I have been having to process and handle a wide variety of errors in the past few weeks, using Gaussian as well as Comet. Here are the conclusions we found if you ever run into similar errors.
- FileIO error: This error was quite odd and took a lot of work to surpass. It was seen in at least three excited state optimization calculation output files but there was no other trend visible based on functional, basis set, or root number. This image is difficult to read but it essentially is a very long list of groups of numbers (like at the top), followed by “dumping /fiocom/ . . . . . Ntrerr called from FileIO”. After communicating with Gaussian Tech Support, they offered the advice of updating our Gaussian to the E version. To do this, go to the gaussian.sh file and where it says “module load gaussian,” correct it to “module load gaussian.09.E.01” and save. This error was due to a bug in the older version that we had been using, although it could have been circumvented using “opt=nolinear” or “guess=always” as a keyword. For this reason, we have been using version E of Gaussian for all further calculations.
- Python plots: In the energy_step_oscillator_plot.py script, I had difficult writing to the results file. Whenever I would run the module, the correct plot would pop up but then the results file would be empty (blank and 0KB). To see the proper results, make sure to refresh the folder in which the results.txt file is and also close the plot before opening the results. This is necessary if and only if your script reads to “results.close()” AFTER the plot order. If you simply move “results.close()” to before the plot instructions, this will not be an issue. Now, the results.txt file will close before the plots are displayed.
- There have been multiple different cases where jobs on comet required more memory. There would be a message towards the end of the prematurely terminated output file asking for more MW, which is a different unit of memory storage. I have been adding “%Mem=8GB” to almost all of my input .gjf files (as the first line) to ensure that the job doesn’t end early.

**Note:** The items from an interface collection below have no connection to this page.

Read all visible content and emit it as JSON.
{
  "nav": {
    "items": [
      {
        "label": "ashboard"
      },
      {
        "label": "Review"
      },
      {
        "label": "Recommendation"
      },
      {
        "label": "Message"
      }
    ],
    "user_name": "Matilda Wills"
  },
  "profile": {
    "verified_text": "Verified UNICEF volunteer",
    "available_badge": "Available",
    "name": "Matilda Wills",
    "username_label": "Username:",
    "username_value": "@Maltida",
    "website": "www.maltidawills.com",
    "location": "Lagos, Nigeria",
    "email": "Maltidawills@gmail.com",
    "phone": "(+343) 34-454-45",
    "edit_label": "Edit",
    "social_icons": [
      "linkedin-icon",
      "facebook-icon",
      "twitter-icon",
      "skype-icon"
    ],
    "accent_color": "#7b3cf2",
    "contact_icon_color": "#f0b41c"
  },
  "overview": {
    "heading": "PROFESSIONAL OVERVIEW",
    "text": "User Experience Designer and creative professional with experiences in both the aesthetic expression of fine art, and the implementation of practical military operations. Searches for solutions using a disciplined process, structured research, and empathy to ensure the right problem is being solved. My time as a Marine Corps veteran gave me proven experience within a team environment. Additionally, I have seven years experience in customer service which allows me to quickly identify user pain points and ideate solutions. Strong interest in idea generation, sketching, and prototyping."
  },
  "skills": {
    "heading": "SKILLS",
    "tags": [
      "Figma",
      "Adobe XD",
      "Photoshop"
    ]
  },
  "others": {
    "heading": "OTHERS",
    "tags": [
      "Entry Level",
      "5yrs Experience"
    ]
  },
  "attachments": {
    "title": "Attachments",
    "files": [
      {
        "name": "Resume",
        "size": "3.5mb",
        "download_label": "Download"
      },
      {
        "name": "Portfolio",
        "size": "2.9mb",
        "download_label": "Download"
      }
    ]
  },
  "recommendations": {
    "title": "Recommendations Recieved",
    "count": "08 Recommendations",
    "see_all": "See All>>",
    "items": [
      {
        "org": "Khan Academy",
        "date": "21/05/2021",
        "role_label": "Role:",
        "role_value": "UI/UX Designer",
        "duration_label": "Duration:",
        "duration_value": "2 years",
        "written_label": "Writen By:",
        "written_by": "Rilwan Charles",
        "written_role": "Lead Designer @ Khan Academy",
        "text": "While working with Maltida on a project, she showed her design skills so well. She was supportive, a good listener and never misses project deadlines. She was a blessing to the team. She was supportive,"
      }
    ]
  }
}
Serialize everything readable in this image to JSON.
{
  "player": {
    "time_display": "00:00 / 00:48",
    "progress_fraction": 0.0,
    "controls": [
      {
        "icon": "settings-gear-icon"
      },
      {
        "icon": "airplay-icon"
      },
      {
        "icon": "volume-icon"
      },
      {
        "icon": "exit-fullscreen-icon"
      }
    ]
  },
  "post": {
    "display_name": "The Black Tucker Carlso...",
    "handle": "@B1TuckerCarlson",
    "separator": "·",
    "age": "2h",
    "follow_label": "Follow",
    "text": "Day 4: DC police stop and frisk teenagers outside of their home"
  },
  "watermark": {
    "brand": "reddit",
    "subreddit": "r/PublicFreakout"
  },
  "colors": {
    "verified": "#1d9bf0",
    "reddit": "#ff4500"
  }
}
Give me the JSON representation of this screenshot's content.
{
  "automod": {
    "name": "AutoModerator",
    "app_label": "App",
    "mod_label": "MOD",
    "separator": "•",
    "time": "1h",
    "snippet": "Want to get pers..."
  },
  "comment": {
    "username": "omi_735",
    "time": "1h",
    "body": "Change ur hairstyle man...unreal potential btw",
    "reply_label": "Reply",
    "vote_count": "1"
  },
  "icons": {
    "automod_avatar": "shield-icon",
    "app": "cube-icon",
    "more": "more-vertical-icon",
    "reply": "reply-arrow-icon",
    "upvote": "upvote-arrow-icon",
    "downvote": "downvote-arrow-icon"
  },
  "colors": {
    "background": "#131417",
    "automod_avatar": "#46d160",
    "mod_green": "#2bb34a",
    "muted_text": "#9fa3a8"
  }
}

- If a job terminates otherwise but there is no clear explanation, this probably indicates that there was not enough wall time to perform the calculation entirely, so you should add more wall time or increase the number of processors you use for the calculation. To do so, you must change “nprocshared=1” to “nprocshared=8” and “ntasks-per-node=1” to “ntasks-per-node=8” or any number between 1 and 8, and also include “%nprocshared=#” at the top of your input file. This can show a dramatic decrease in the time necessary to perform certain calculations.